outclassed the Blue and Gold in every department of the game. Captain Mauthe’s team had more speed , and was better trained , possessed more versatility in her greater number of plays , and showed better command of all plays attempted. In his final game for the Blue and and White Captain Mauthe played the most wonderful game of his many star performances. His playhig as a leader was an inspiration to his :tâ mates; Time and again
Id= 6 : [Newspaper Article] — Penn State Collegian — 4 December 1912
Egbert replaced Wagner and Mauthe kicked off to Dillon who returned 15 yards to his 25-mark. A forward pass, Egbert to Reese, gained 12 yards after which Egbert fumbled and Clark recovered the ball for Penn State on _Pitt’s 35-yard line. In 10 plays the ball was again carried over, Mauthe taking the ball in seven of the ten and scoring the touchdown. He punted out to Berryman and then kicked
Id= 25 : [Newspaper Article] — Penn State Collegian — 4 December 1912
WEDNESDAY. DEC. 4, 1912 Last Thursday saw The Close of the close of the very the Season. best football season that Penn State has ever experienced.
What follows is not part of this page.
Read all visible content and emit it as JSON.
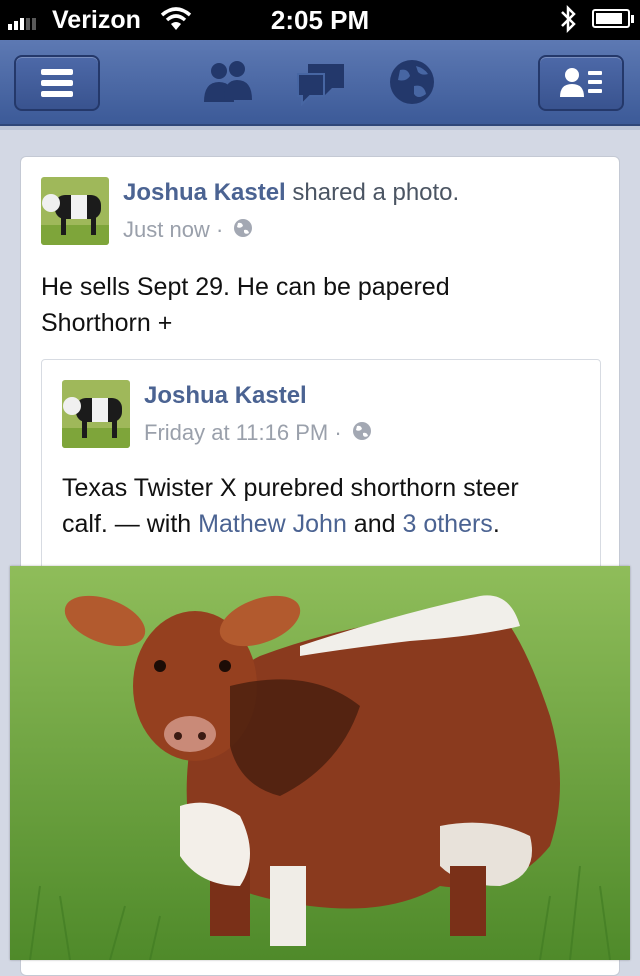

Our institution has created an ’ enviable reputation throughout the entire country and one that every Penn State alumnus and undergraduate is proud of. To the high place that the Blue and White athletics now holds too much credit can not be given to the student management and Gradu_. ~ te Manager, the most excellent coachir ~ g system, and lastly to the type of men who have battled on the gridiron this year and during previous years for their revered Alma Mater. The closing game brought out distinctly several highly commendable features in addition to the brilliant victory of a still more brilliant season. The rooters of the University of Pittsburgh showed wonderful spirit in backing their team , when towards the latter part of the contest, little chance of victory was apparent. We congratulate them on their loyalty. Pittsburgh papers pa...
Id= 26 : [Newspaper Article] — Penn State Collegian — 4 December 1912
tests. Probably due to the misun derstanding of class cheer leaders the college yells have been given on several occasions this fall with the numerals of one class or _anotl ~ er at the end. Since the few good yells that we have are for the purpose of varsity contests, classes should avoid the use of the same at interclass contests. Prospective _~ llee Club Trips. The most extensiye trip ever made by a college glee qiub is being planned for Penn State’s organization, and if arrangements cap be made, thirty-five men will travel to San Francisco as guests of the Santa Fe Railway, giving concerts at the company’s Y. M. C. A.’s along the main _?_ine. Glee clubs of two hundred and fifty colleges have applied to the Santa Fe for thi_,s trip, and of all these the choice lies _between_, Penn State and Fairmont College, of Witchita , Kansas. If secured, the trip, which will be made at Christmas time, will be a wonderful achievement for the college, yet _ope fully deserved because of the exce...